### AIM OF THE TASK
Print the data exactly as it appears, keeping every word.
--- PROVIDED INFORMATION Enclosed Below ---
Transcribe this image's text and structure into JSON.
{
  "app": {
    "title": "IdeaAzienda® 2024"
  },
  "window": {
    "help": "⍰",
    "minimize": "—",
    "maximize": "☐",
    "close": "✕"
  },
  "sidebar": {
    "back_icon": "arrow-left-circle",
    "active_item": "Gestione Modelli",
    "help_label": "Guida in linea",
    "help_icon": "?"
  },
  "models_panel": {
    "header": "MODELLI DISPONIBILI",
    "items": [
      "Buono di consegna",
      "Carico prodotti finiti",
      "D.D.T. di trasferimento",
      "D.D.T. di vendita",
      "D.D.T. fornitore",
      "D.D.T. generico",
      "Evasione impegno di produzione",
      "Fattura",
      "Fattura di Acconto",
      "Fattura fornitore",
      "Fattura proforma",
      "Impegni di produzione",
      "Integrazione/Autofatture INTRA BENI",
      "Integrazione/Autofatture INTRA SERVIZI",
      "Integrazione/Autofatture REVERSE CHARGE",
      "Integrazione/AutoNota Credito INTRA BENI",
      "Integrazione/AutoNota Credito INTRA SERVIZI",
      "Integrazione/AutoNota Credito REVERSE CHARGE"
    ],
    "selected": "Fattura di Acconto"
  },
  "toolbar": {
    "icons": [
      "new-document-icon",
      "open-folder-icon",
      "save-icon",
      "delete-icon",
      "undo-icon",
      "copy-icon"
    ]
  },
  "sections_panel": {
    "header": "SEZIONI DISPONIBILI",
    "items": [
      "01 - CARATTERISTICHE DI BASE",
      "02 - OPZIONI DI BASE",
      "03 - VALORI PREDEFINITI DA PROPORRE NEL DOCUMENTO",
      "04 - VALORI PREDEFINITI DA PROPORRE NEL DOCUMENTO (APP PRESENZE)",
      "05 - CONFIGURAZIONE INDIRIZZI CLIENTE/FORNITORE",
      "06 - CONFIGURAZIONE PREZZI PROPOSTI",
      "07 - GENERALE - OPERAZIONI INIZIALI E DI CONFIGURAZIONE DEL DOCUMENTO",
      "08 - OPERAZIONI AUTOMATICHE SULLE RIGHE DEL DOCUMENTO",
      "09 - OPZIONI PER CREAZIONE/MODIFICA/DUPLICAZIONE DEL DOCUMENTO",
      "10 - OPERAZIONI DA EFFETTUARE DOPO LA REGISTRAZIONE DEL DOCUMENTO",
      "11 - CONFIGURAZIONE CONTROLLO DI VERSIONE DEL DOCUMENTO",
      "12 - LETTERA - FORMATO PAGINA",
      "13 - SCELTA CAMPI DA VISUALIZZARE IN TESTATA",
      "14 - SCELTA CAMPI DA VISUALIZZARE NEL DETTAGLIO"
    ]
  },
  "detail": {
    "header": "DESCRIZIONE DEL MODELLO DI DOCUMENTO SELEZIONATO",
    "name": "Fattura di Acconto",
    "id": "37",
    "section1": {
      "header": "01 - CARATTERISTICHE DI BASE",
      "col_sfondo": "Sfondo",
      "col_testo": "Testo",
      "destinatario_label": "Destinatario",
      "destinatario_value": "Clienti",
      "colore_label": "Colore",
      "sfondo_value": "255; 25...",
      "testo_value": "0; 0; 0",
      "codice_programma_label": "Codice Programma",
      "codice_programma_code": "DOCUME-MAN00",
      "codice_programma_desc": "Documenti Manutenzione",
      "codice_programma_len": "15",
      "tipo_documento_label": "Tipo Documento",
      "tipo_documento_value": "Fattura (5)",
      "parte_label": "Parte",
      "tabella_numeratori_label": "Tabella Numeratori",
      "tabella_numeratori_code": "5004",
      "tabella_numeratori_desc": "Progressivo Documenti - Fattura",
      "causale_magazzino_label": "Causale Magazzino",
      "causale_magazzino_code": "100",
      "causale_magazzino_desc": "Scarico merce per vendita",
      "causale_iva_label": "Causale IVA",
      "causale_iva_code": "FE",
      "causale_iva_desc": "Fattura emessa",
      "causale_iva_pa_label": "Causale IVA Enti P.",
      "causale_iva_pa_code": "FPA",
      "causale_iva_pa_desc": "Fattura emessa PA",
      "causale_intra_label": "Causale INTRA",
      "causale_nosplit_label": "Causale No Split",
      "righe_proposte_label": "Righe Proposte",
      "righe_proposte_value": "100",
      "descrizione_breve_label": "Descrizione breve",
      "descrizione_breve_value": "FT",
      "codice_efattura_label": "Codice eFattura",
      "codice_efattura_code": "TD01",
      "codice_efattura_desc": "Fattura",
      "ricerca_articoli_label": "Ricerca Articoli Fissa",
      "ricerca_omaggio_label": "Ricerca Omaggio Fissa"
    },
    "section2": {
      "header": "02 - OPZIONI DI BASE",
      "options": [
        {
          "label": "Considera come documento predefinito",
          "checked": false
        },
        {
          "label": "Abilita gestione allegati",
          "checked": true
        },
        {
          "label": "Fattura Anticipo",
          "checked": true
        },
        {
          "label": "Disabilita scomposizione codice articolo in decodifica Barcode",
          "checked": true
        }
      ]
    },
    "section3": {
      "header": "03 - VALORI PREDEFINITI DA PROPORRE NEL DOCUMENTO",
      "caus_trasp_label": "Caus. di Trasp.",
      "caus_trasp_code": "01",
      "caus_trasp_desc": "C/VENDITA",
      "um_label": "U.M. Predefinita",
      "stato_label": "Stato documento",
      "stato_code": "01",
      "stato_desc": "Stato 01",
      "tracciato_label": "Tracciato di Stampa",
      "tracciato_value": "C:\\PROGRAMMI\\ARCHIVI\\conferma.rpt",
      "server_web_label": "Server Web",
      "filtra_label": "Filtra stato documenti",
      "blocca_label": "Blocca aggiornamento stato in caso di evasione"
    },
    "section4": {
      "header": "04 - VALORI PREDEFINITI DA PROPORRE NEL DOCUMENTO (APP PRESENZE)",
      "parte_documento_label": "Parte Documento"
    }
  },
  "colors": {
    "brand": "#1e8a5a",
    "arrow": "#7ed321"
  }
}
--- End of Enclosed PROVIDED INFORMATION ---
### EXERCISE RESULT
Transcribe this image's text and structure into JSON.
{
  "app": {
    "title": "IdeaAzienda® 2024"
  },
  "window": {
    "help": "⍰",
    "minimize": "—",
    "maximize": "☐",
    "close": "✕"
  },
  "sidebar": {
    "back_icon": "arrow-left-circle",
    "active_item": "Gestione Modelli",
    "help_label": "Guida in linea",
    "help_icon": "?"
  },
  "models_panel": {
    "header": "MODELLI DISPONIBILI",
    "items": [
      "Buono di consegna",
      "Carico prodotti finiti",
      "D.D.T. di trasferimento",
      "D.D.T. di vendita",
      "D.D.T. fornitore",
      "D.D.T. generico",
      "Evasione impegno di produzione",
      "Fattura",
      "Fattura di Acconto",
      "Fattura fornitore",
      "Fattura proforma",
      "Impegni di produzione",
      "Integrazione/Autofatture INTRA BENI",
      "Integrazione/Autofatture INTRA SERVIZI",
      "Integrazione/Autofatture REVERSE CHARGE",
      "Integrazione/AutoNota Credito INTRA BENI",
      "Integrazione/AutoNota Credito INTRA SERVIZI",
      "Integrazione/AutoNota Credito REVERSE CHARGE"
    ],
    "selected": "Fattura di Acconto"
  },
  "toolbar": {
    "icons": [
      "new-document-icon",
      "open-folder-icon",
      "save-icon",
      "delete-icon",
      "undo-icon",
      "copy-icon"
    ]
  },
  "sections_panel": {
    "header": "SEZIONI DISPONIBILI",
    "items": [
      "01 - CARATTERISTICHE DI BASE",
      "02 - OPZIONI DI BASE",
      "03 - VALORI PREDEFINITI DA PROPORRE NEL DOCUMENTO",
      "04 - VALORI PREDEFINITI DA PROPORRE NEL DOCUMENTO (APP PRESENZE)",
      "05 - CONFIGURAZIONE INDIRIZZI CLIENTE/FORNITORE",
      "06 - CONFIGURAZIONE PREZZI PROPOSTI",
      "07 - GENERALE - OPERAZIONI INIZIALI E DI CONFIGURAZIONE DEL DOCUMENTO",
      "08 - OPERAZIONI AUTOMATICHE SULLE RIGHE DEL DOCUMENTO",
      "09 - OPZIONI PER CREAZIONE/MODIFICA/DUPLICAZIONE DEL DOCUMENTO",
      "10 - OPERAZIONI DA EFFETTUARE DOPO LA REGISTRAZIONE DEL DOCUMENTO",
      "11 - CONFIGURAZIONE CONTROLLO DI VERSIONE DEL DOCUMENTO",
      "12 - LETTERA - FORMATO PAGINA",
      "13 - SCELTA CAMPI DA VISUALIZZARE IN TESTATA",
      "14 - SCELTA CAMPI DA VISUALIZZARE NEL DETTAGLIO"
    ]
  },
  "detail": {
    "header": "DESCRIZIONE DEL MODELLO DI DOCUMENTO SELEZIONATO",
    "name": "Fattura di Acconto",
    "id": "37",
    "section1": {
      "header": "01 - CARATTERISTICHE DI BASE",
      "col_sfondo": "Sfondo",
      "col_testo": "Testo",
      "destinatario_label": "Destinatario",
      "destinatario_value": "Clienti",
      "colore_label": "Colore",
      "sfondo_value": "255; 25...",
      "testo_value": "0; 0; 0",
      "codice_programma_label": "Codice Programma",
      "codice_programma_code": "DOCUME-MAN00",
      "codice_programma_desc": "Documenti Manutenzione",
      "codice_programma_len": "15",
      "tipo_documento_label": "Tipo Documento",
      "tipo_documento_value": "Fattura (5)",
      "parte_label": "Parte",
      "tabella_numeratori_label": "Tabella Numeratori",
      "tabella_numeratori_code": "5004",
      "tabella_numeratori_desc": "Progressivo Documenti - Fattura",
      "causale_magazzino_label": "Causale Magazzino",
      "causale_magazzino_code": "100",
      "causale_magazzino_desc": "Scarico merce per vendita",
      "causale_iva_label": "Causale IVA",
      "causale_iva_code": "FE",
      "causale_iva_desc": "Fattura emessa",
      "causale_iva_pa_label": "Causale IVA Enti P.",
      "causale_iva_pa_code": "FPA",
      "causale_iva_pa_desc": "Fattura emessa PA",
      "causale_intra_label": "Causale INTRA",
      "causale_nosplit_label": "Causale No Split",
      "righe_proposte_label": "Righe Proposte",
      "righe_proposte_value": "100",
      "descrizione_breve_label": "Descrizione breve",
      "descrizione_breve_value": "FT",
      "codice_efattura_label": "Codice eFattura",
      "codice_efattura_code": "TD01",
      "codice_efattura_desc": "Fattura",
      "ricerca_articoli_label": "Ricerca Articoli Fissa",
      "ricerca_omaggio_label": "Ricerca Omaggio Fissa"
    },
    "section2": {
      "header": "02 - OPZIONI DI BASE",
      "options": [
        {
          "label": "Considera come documento predefinito",
          "checked": false
        },
        {
          "label": "Abilita gestione allegati",
          "checked": true
        },
        {
          "label": "Fattura Anticipo",
          "checked": true
        },
        {
          "label": "Disabilita scomposizione codice articolo in decodifica Barcode",
          "checked": true
        }
      ]
    },
    "section3": {
      "header": "03 - VALORI PREDEFINITI DA PROPORRE NEL DOCUMENTO",
      "caus_trasp_label": "Caus. di Trasp.",
      "caus_trasp_code": "01",
      "caus_trasp_desc": "C/VENDITA",
      "um_label": "U.M. Predefinita",
      "stato_label": "Stato documento",
      "stato_code": "01",
      "stato_desc": "Stato 01",
      "tracciato_label": "Tracciato di Stampa",
      "tracciato_value": "C:\\PROGRAMMI\\ARCHIVI\\conferma.rpt",
      "server_web_label": "Server Web",
      "filtra_label": "Filtra stato documenti",
      "blocca_label": "Blocca aggiornamento stato in caso di evasione"
    },
    "section4": {
      "header": "04 - VALORI PREDEFINITI DA PROPORRE NEL DOCUMENTO (APP PRESENZE)",
      "parte_documento_label": "Parte Documento"
    }
  },
  "colors": {
    "brand": "#1e8a5a",
    "arrow": "#7ed321"
  }
}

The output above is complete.